** Given data follows **
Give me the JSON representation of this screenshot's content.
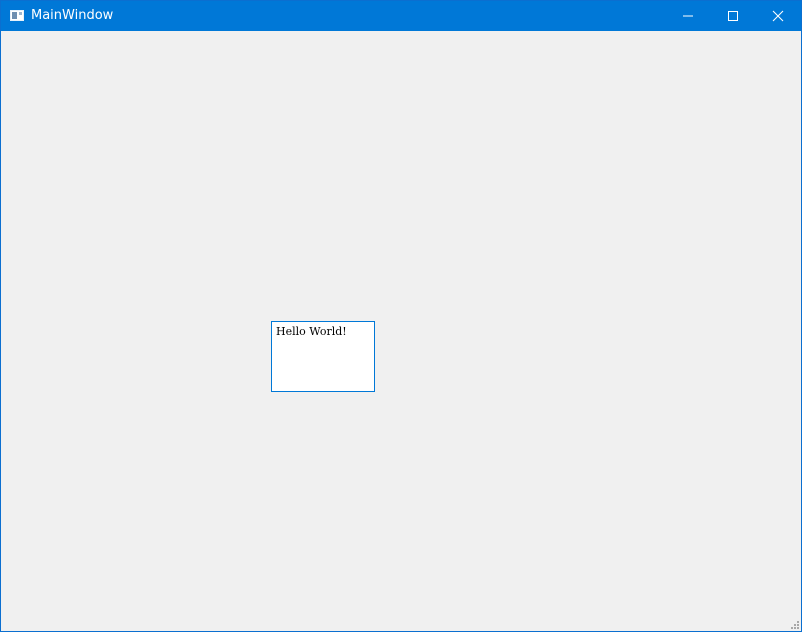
{
  "window": {
    "title": "MainWindow",
    "accent_color": "#0078d7",
    "background_color": "#f0f0f0",
    "icons": {
      "app": "app-window-icon",
      "minimize": "minimize-icon",
      "maximize": "maximize-icon",
      "close": "close-icon",
      "resize": "size-grip-icon"
    }
  },
  "content": {
    "text_box_value": "Hello World!"
  }
}
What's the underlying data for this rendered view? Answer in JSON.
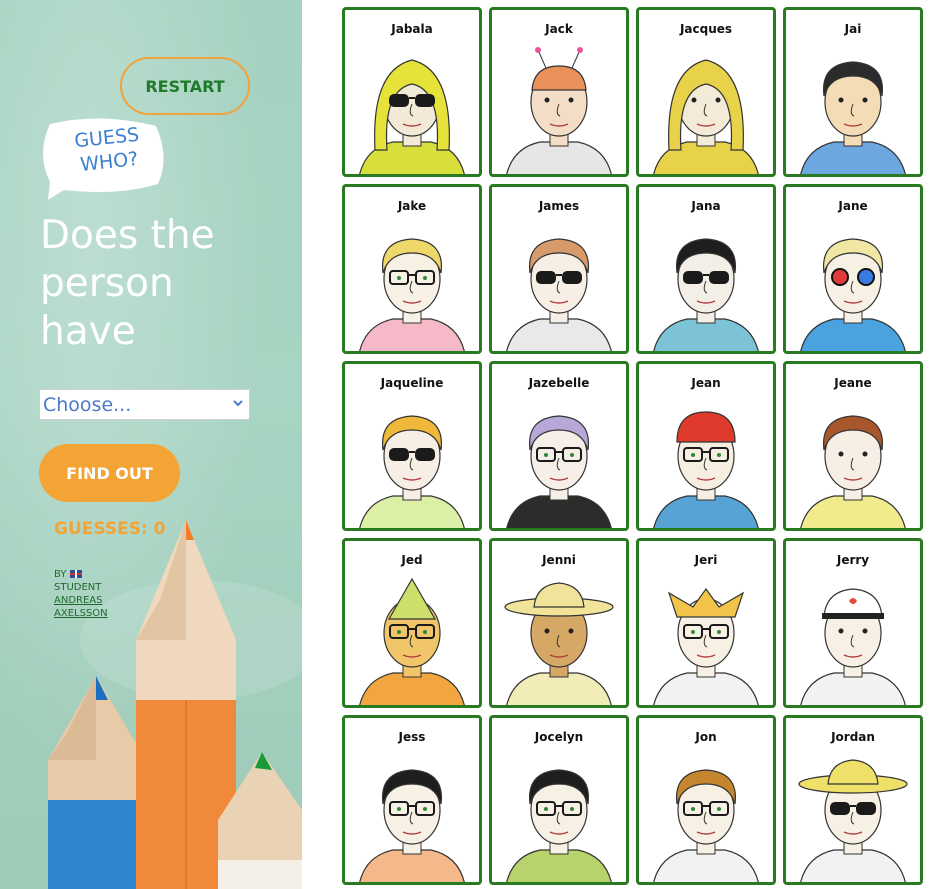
{
  "sidebar": {
    "restart_label": "RESTART",
    "logo": {
      "line1": "GUESS",
      "line2": "WHO?"
    },
    "question": "Does the person have",
    "select": {
      "value": "Choose..."
    },
    "find_label": "FIND OUT",
    "guesses_label": "GUESSES: 0",
    "byline": {
      "by": "BY",
      "student": "STUDENT",
      "author1": "ANDREAS",
      "author2": "AXELSSON"
    }
  },
  "colors": {
    "accent": "#f4a335",
    "card_border": "#2a7a22",
    "restart_text": "#1f7a2a",
    "logo_text": "#3d7fd0"
  },
  "cards": [
    {
      "name": "Jabala",
      "hair": "#e5e23a",
      "skin": "#f3e9d7",
      "shirt": "#d8df3a",
      "glasses": "sun",
      "hat": "hood"
    },
    {
      "name": "Jack",
      "hair": "#e8915b",
      "skin": "#f4ddc6",
      "shirt": "#e6e6e6",
      "glasses": "none",
      "hat": "antenna"
    },
    {
      "name": "Jacques",
      "hair": "#e7d24a",
      "skin": "#f3ead7",
      "shirt": "#e7d24a",
      "glasses": "none",
      "hat": "hood"
    },
    {
      "name": "Jai",
      "hair": "#2b2b2b",
      "skin": "#f4ddb6",
      "shirt": "#6ea6e0",
      "glasses": "none",
      "hat": "none"
    },
    {
      "name": "Jake",
      "hair": "#efd86b",
      "skin": "#f7f0e4",
      "shirt": "#f6b9c8",
      "glasses": "round",
      "hat": "none"
    },
    {
      "name": "James",
      "hair": "#d79b6b",
      "skin": "#f7efe6",
      "shirt": "#e9e9e9",
      "glasses": "sun",
      "hat": "none"
    },
    {
      "name": "Jana",
      "hair": "#1e1e1e",
      "skin": "#f4efe6",
      "shirt": "#7dc3d8",
      "glasses": "sun",
      "hat": "none"
    },
    {
      "name": "Jane",
      "hair": "#f1e6a4",
      "skin": "#f7f0e4",
      "shirt": "#4aa3de",
      "glasses": "3d",
      "hat": "none"
    },
    {
      "name": "Jaqueline",
      "hair": "#f0b83a",
      "skin": "#f7efe6",
      "shirt": "#dcefa7",
      "glasses": "sun",
      "hat": "none"
    },
    {
      "name": "Jazebelle",
      "hair": "#b7a8d8",
      "skin": "#f5efe7",
      "shirt": "#2c2c2c",
      "glasses": "round",
      "hat": "none"
    },
    {
      "name": "Jean",
      "hair": "#df3b2d",
      "skin": "#f7eee2",
      "shirt": "#58a3d6",
      "glasses": "round",
      "hat": "beanie"
    },
    {
      "name": "Jeane",
      "hair": "#a8562c",
      "skin": "#f7efe6",
      "shirt": "#f1eb8e",
      "glasses": "none",
      "hat": "none"
    },
    {
      "name": "Jed",
      "hair": "#cddf6a",
      "skin": "#f1c56a",
      "shirt": "#f1a640",
      "glasses": "round",
      "hat": "cone"
    },
    {
      "name": "Jenni",
      "hair": "#f1e39a",
      "skin": "#d6a865",
      "shirt": "#f2ecb8",
      "glasses": "none",
      "hat": "wide"
    },
    {
      "name": "Jeri",
      "hair": "#f2c54a",
      "skin": "#f7f0e4",
      "shirt": "#f2f2f2",
      "glasses": "round",
      "hat": "jester"
    },
    {
      "name": "Jerry",
      "hair": "#ffffff",
      "skin": "#f7f0e4",
      "shirt": "#f2f2f2",
      "glasses": "none",
      "hat": "cap"
    },
    {
      "name": "Jess",
      "hair": "#1e1e1e",
      "skin": "#f7f0e4",
      "shirt": "#f4b88a",
      "glasses": "round",
      "hat": "none"
    },
    {
      "name": "Jocelyn",
      "hair": "#1e1e1e",
      "skin": "#f7f0e4",
      "shirt": "#b6d46b",
      "glasses": "round",
      "hat": "none"
    },
    {
      "name": "Jon",
      "hair": "#c5862f",
      "skin": "#f7f0e4",
      "shirt": "#f2f2f2",
      "glasses": "round",
      "hat": "none"
    },
    {
      "name": "Jordan",
      "hair": "#efe06a",
      "skin": "#f7f0e4",
      "shirt": "#f2f2f2",
      "glasses": "sun",
      "hat": "wide"
    }
  ]
}
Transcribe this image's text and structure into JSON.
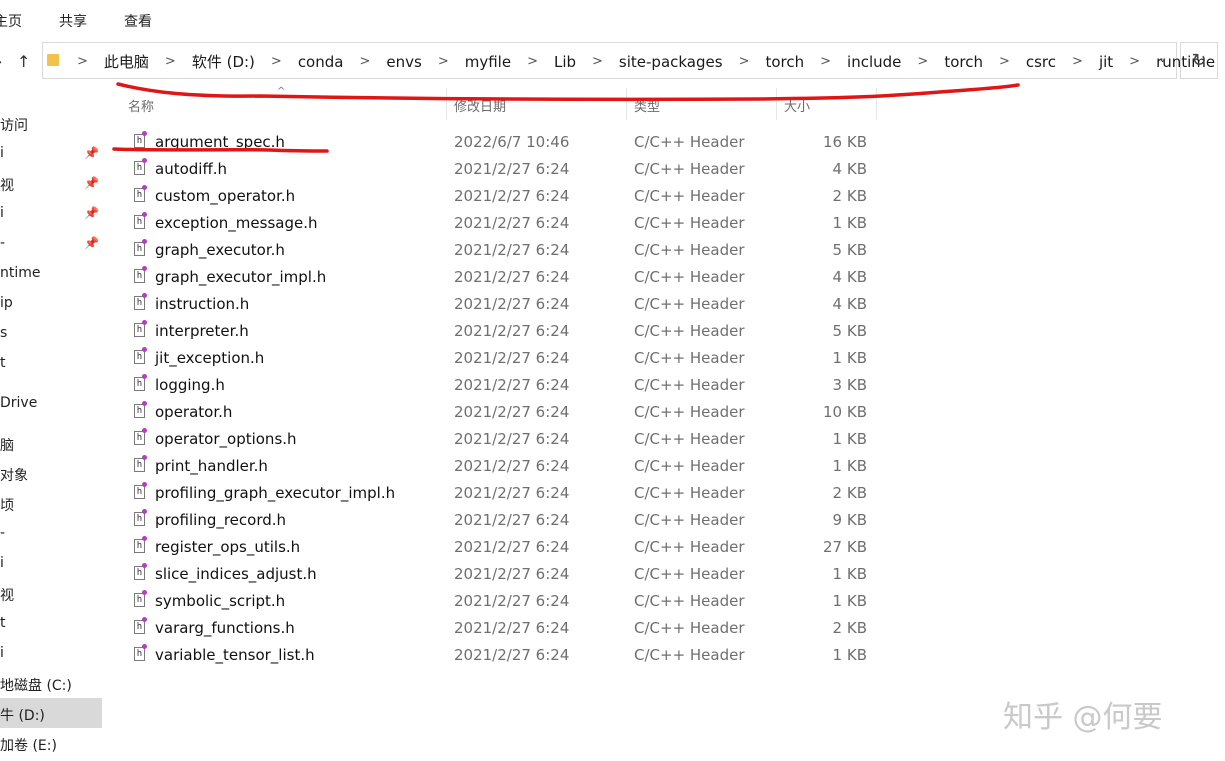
{
  "ribbon": {
    "tabs": [
      "主页",
      "共享",
      "查看"
    ]
  },
  "address": {
    "crumbs": [
      "此电脑",
      "软件 (D:)",
      "conda",
      "envs",
      "myfile",
      "Lib",
      "site-packages",
      "torch",
      "include",
      "torch",
      "csrc",
      "jit",
      "runtime"
    ]
  },
  "nav": {
    "items": [
      "访问",
      "i",
      "视",
      "i",
      "-",
      "ntime",
      "ip",
      "s",
      "t",
      "Drive",
      "脑",
      "对象",
      "顷",
      "-",
      "i",
      "视",
      "t",
      "i",
      "地磁盘 (C:)",
      "牛 (D:)",
      "加卷 (E:)"
    ]
  },
  "columns": {
    "name": "名称",
    "date": "修改日期",
    "type": "类型",
    "size": "大小"
  },
  "files": [
    {
      "name": "argument_spec.h",
      "date": "2022/6/7 10:46",
      "type": "C/C++ Header",
      "size": "16 KB"
    },
    {
      "name": "autodiff.h",
      "date": "2021/2/27 6:24",
      "type": "C/C++ Header",
      "size": "4 KB"
    },
    {
      "name": "custom_operator.h",
      "date": "2021/2/27 6:24",
      "type": "C/C++ Header",
      "size": "2 KB"
    },
    {
      "name": "exception_message.h",
      "date": "2021/2/27 6:24",
      "type": "C/C++ Header",
      "size": "1 KB"
    },
    {
      "name": "graph_executor.h",
      "date": "2021/2/27 6:24",
      "type": "C/C++ Header",
      "size": "5 KB"
    },
    {
      "name": "graph_executor_impl.h",
      "date": "2021/2/27 6:24",
      "type": "C/C++ Header",
      "size": "4 KB"
    },
    {
      "name": "instruction.h",
      "date": "2021/2/27 6:24",
      "type": "C/C++ Header",
      "size": "4 KB"
    },
    {
      "name": "interpreter.h",
      "date": "2021/2/27 6:24",
      "type": "C/C++ Header",
      "size": "5 KB"
    },
    {
      "name": "jit_exception.h",
      "date": "2021/2/27 6:24",
      "type": "C/C++ Header",
      "size": "1 KB"
    },
    {
      "name": "logging.h",
      "date": "2021/2/27 6:24",
      "type": "C/C++ Header",
      "size": "3 KB"
    },
    {
      "name": "operator.h",
      "date": "2021/2/27 6:24",
      "type": "C/C++ Header",
      "size": "10 KB"
    },
    {
      "name": "operator_options.h",
      "date": "2021/2/27 6:24",
      "type": "C/C++ Header",
      "size": "1 KB"
    },
    {
      "name": "print_handler.h",
      "date": "2021/2/27 6:24",
      "type": "C/C++ Header",
      "size": "1 KB"
    },
    {
      "name": "profiling_graph_executor_impl.h",
      "date": "2021/2/27 6:24",
      "type": "C/C++ Header",
      "size": "2 KB"
    },
    {
      "name": "profiling_record.h",
      "date": "2021/2/27 6:24",
      "type": "C/C++ Header",
      "size": "9 KB"
    },
    {
      "name": "register_ops_utils.h",
      "date": "2021/2/27 6:24",
      "type": "C/C++ Header",
      "size": "27 KB"
    },
    {
      "name": "slice_indices_adjust.h",
      "date": "2021/2/27 6:24",
      "type": "C/C++ Header",
      "size": "1 KB"
    },
    {
      "name": "symbolic_script.h",
      "date": "2021/2/27 6:24",
      "type": "C/C++ Header",
      "size": "1 KB"
    },
    {
      "name": "vararg_functions.h",
      "date": "2021/2/27 6:24",
      "type": "C/C++ Header",
      "size": "2 KB"
    },
    {
      "name": "variable_tensor_list.h",
      "date": "2021/2/27 6:24",
      "type": "C/C++ Header",
      "size": "1 KB"
    }
  ],
  "file_icon_glyph": "h",
  "watermark": "知乎 @何要",
  "colors": {
    "annotation_red": "#e01515",
    "selected_drive": "#d9d9d9"
  }
}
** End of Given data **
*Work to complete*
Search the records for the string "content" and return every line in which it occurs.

*Answer area*
Give me the JSON representation of this screenshot's content.
  "content": {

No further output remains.